If it hasn’t happened to you, you probably know someone whose home was damaged by a plumbing leak. According to the Insurance Institute for Business & Home Safety (IBHS), plumbing supply system failures are the leading source of residential water losses. Whether your home is brand new, decades old or just new to you, plumbing component failures can happen.
One of the most common residential plumbing system parts is the braided stainless steel supply line. This supply line has an outer covering made of braided stainless steel wires that protect an inner polymer tube which transports the water from the main plumbing system of the home to a sink, dishwasher, toilet, etc. The tubing may be single or multi-layered. This article will focus on the single layered polymer tubing design. Usually each end of the supply line has threaded connectors called coupling nuts, made from brass, steel, or plastic.
The designs and materials used in these products have changed over time based on new technologies, new materials, and even just product re-branding and marketing. Failures can arise from material, manufacturing, and design deficiencies despite the new designs and materials.
Consumers often purchase this particular supply line because they believe that the added strength of the stainless steel braiding will prevent any corrosion and potential hose bursts and leaks.
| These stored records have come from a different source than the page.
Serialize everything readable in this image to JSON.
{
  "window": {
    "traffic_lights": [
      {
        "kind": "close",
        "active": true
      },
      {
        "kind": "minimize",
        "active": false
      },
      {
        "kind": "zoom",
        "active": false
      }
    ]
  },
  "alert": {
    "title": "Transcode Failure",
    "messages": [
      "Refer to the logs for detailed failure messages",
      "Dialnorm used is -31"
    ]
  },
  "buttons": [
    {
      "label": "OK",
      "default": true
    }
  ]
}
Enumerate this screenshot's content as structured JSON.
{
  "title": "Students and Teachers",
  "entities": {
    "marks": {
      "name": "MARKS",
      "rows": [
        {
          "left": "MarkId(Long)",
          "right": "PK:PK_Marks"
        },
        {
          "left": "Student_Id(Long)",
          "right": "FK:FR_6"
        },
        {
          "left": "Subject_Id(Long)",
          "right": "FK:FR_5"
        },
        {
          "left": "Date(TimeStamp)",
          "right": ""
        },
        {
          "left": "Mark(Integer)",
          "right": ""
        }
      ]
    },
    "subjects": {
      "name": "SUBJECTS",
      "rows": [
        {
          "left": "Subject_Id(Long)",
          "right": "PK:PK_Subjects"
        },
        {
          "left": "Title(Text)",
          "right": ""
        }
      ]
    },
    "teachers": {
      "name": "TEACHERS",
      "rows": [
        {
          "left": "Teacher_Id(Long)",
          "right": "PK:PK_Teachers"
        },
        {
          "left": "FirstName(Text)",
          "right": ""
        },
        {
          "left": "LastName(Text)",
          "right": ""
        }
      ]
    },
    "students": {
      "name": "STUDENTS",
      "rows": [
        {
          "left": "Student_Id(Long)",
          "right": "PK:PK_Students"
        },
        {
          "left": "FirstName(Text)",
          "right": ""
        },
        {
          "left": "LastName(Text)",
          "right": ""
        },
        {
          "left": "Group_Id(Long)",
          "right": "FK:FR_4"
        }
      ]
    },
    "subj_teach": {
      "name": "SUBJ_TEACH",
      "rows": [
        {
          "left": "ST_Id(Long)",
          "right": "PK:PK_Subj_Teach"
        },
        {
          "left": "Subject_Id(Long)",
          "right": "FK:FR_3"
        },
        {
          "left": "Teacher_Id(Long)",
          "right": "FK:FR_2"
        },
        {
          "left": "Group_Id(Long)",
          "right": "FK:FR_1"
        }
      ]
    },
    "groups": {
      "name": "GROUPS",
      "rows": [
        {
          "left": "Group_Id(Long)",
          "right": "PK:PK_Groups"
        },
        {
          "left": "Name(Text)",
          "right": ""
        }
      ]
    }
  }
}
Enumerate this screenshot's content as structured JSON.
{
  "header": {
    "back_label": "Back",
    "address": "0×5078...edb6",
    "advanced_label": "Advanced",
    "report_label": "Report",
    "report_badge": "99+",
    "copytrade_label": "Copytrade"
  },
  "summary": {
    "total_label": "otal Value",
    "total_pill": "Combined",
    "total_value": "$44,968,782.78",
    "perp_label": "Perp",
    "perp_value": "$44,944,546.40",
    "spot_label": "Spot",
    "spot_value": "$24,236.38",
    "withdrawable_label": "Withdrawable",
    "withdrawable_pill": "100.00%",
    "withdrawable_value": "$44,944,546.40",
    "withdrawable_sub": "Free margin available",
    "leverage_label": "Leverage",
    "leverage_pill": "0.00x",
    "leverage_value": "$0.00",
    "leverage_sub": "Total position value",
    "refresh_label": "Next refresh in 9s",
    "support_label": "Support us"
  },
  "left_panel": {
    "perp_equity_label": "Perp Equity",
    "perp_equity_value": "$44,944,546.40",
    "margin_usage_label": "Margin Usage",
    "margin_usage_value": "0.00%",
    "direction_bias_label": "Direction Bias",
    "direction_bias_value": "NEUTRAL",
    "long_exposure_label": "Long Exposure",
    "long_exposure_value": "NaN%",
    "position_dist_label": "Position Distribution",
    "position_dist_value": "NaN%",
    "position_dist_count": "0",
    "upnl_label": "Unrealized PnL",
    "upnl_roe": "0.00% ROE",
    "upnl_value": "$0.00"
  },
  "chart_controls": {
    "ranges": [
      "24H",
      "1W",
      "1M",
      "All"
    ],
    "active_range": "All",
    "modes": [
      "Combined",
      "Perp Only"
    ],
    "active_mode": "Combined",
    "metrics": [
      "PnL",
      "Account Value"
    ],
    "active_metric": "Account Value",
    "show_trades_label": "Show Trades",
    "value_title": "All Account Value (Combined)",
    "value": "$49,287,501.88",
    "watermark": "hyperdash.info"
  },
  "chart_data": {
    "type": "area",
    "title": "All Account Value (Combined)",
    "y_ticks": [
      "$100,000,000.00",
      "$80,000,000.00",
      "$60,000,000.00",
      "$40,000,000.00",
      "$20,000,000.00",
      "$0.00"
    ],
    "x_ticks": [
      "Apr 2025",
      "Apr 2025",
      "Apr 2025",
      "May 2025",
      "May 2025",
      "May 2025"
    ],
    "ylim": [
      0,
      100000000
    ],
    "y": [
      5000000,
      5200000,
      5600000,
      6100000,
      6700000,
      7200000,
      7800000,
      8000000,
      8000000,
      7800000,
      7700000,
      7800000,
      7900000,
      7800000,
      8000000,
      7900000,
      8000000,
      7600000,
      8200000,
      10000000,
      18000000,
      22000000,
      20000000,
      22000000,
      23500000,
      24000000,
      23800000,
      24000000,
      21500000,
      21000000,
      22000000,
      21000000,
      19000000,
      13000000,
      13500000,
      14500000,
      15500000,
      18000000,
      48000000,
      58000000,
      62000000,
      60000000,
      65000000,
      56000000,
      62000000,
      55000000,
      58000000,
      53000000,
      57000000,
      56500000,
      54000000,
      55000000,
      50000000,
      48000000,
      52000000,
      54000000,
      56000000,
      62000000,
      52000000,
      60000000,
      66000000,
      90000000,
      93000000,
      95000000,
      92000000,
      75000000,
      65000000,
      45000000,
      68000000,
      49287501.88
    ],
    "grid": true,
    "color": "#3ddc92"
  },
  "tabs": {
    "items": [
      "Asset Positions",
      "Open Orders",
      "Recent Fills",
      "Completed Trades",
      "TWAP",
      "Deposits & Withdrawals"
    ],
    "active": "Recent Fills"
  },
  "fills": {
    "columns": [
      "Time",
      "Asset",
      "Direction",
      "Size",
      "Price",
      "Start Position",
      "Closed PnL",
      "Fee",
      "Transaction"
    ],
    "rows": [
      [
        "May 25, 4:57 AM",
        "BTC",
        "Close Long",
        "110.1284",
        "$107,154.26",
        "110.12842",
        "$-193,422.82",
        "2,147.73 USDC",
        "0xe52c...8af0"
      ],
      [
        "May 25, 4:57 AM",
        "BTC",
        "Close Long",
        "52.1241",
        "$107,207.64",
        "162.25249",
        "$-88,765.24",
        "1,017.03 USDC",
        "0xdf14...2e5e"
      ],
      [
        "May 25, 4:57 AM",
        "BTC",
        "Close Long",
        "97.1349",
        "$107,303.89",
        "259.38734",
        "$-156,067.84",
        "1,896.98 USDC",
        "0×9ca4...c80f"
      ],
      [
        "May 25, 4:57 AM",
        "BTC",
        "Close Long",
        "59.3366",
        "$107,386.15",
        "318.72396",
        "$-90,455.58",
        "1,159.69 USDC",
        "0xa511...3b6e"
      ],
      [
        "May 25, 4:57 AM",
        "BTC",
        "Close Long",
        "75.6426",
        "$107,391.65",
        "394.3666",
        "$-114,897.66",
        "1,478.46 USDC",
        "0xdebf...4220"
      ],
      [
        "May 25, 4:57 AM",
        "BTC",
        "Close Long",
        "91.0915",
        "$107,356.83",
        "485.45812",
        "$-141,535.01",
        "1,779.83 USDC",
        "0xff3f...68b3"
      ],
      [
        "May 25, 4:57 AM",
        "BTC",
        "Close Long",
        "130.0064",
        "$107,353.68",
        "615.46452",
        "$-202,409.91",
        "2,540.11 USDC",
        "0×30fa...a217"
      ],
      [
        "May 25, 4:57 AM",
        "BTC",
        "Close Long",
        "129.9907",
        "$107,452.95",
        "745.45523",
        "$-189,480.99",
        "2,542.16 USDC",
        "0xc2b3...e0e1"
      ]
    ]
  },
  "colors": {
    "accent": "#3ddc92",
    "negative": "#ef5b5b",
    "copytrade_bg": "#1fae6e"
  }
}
Contrary to popular belief, stainless steel can and will corrode. The stainless steel braiding of these supply lines will begin to rust when exposed to chlorinated water, such as normal residential water. Over time and with exposure to the chlorinated water, the steel braids will corrode, and ultimately fracture. When a sufficient amount of the braiding has fractured, the internal tubing will herniate through the hole in the braiding and ultimately rupture.
WERC has conducted independent testing of the single layered tubing and found that the tubing alone cannot withstand normal water pressure. Therefore, when the reinforcing stainless steel braiding is fractured, the internal tubing herniates through the braiding opening and bursts. Water then will flow uncontrolled from the supply line resulting in damage to the home.
Not all stainless steels are the same but all stainless steels will eventually corrode, regardless of quality. When tested, the burst supply risers are commonly found to be made of grade 304 stainless steel. Grade 316 is more resistant to corrosion, however, even 316 steel can be of poor quality and may still fail.